* Brief: Look through the data that follows and work out how many lines contain the string "JMeter". Nothing but that number should be given.
(Task inputs begins)
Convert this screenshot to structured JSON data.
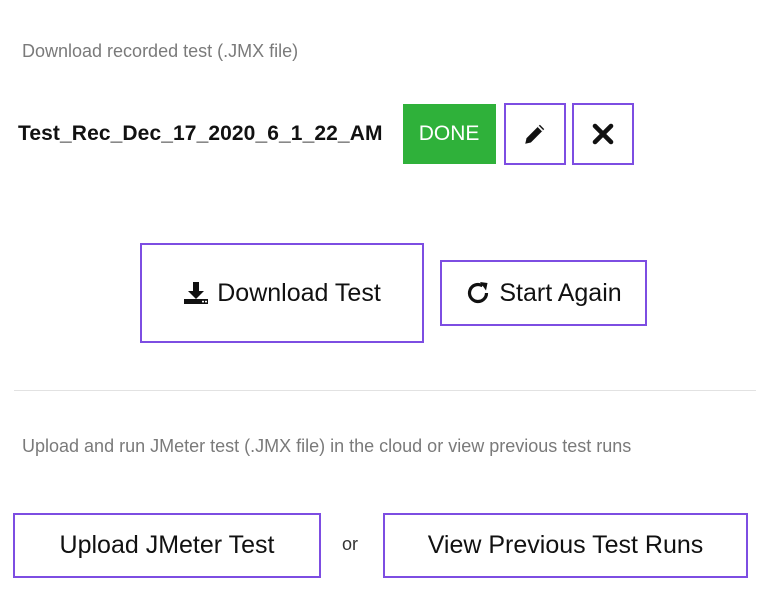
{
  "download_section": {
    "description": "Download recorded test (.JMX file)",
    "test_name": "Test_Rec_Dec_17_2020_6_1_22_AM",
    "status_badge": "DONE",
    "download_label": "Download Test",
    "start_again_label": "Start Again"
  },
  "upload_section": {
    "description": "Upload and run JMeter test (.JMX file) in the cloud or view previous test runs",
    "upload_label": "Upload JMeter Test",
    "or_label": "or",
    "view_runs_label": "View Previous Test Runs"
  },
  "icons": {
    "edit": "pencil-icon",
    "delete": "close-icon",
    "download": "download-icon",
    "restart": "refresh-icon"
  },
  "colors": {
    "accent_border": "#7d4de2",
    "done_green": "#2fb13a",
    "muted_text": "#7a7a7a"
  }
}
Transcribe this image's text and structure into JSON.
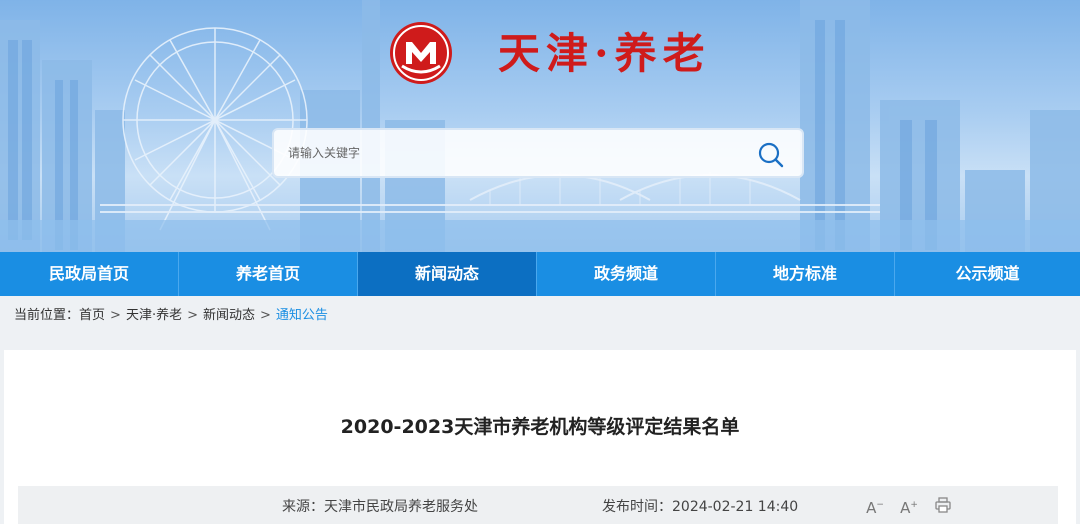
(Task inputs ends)
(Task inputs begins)
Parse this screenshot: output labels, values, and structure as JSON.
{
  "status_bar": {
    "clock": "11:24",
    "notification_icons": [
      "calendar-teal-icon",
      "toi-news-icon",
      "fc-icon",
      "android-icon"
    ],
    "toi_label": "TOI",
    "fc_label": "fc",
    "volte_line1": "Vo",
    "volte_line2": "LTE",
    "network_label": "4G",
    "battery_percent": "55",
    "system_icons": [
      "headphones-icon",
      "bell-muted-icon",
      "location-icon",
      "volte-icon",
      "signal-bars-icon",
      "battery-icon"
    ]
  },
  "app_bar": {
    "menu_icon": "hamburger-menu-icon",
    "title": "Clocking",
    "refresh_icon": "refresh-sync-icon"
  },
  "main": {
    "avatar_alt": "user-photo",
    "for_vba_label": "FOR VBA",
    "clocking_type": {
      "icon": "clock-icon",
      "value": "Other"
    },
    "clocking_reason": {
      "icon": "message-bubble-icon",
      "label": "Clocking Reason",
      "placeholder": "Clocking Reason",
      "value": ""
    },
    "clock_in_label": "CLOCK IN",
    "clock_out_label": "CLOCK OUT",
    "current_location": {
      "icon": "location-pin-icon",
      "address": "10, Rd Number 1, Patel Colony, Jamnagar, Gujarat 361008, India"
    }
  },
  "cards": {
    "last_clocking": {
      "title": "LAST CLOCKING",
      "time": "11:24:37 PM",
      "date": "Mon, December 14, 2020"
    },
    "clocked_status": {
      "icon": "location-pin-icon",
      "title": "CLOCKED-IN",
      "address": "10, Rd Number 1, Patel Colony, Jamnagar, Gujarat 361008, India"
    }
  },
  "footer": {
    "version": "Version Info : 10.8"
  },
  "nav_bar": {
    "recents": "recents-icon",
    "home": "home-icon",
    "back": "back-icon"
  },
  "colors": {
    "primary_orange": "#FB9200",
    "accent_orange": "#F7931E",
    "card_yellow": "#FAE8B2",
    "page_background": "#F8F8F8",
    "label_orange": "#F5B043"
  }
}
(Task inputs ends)
* Worked solution: 2